“It has offered an opportunity for exposure for our seasoning and for meeting so many wonderful vendors and shoppers,” Kinmon said. “We love seeing the regulars at each event and are happy to see new faces, names and products. We also very much enjoy when they tell us about new and exciting Trip and Peggy’s uses and recipes that we hadn’t thought of or tried.”
Both White Wolf and Trip and Peggy’s have expanded their presence in Fort Mill and their products can now each be found year-round at The Peach Stand and PuckerButt Pepper Company.
Agriculture products have been a staple of the Market for years. Each week brings vendors featuring fresh vegetables, fruits, herbs and flowers, among other items.
Two Creek Farm is one of those vendors. Owner Robin Beam who manages the business with her husband said they have focused on creating a sustainable farming model.

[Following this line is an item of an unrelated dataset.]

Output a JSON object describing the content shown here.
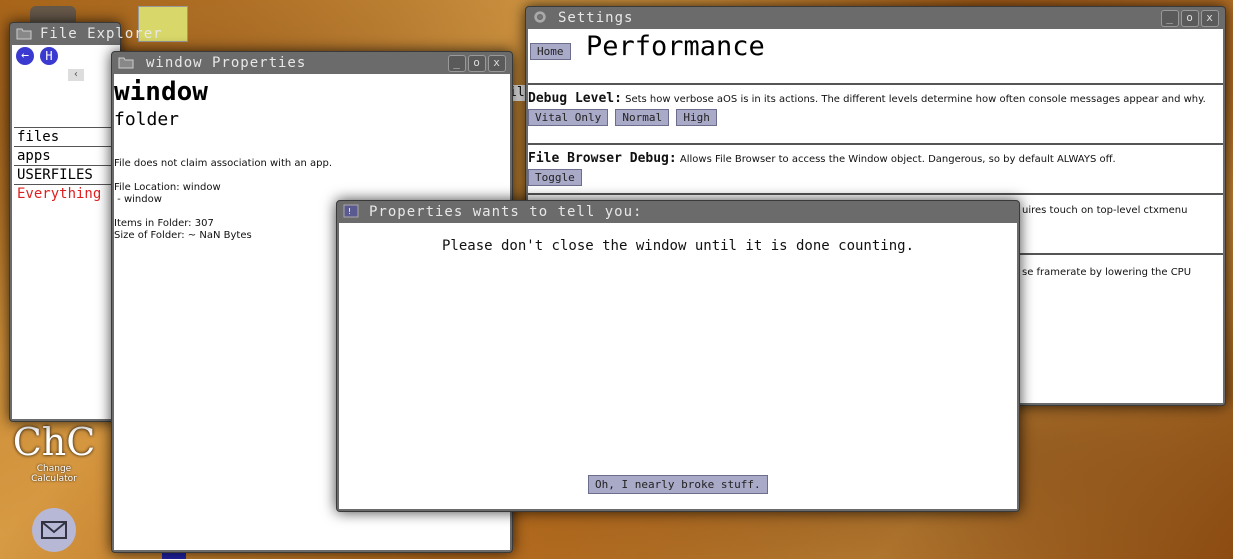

“Our farm has been overjoyed with the degree of support and dedication the Fort Mill community has given us in buying our produce. Being on such a small scale, we feel that we have to focus our production on hard to find, tasty heirloom varieties,” she said.
Their two biggest sellers this year were heirloom tomatoes and patty pan squash.
“All of the people that have tried these products are blown away by the taste,” she said. “We are currently working on our organic certification and deciding on new and unique vegetables to plant for next year. We go to other markets during the week but Fort Mill is by far our favorite.”
Even though the 2022 season just ended, Hester is already looking ahead to next year and anxiously anticipating the 2023 season.
“I love seeing our community come and participate in it. I love seeing them buy things, bring their families, bring their dogs. I like that it’s become a destination for our community to find and buy local products,” Hester said.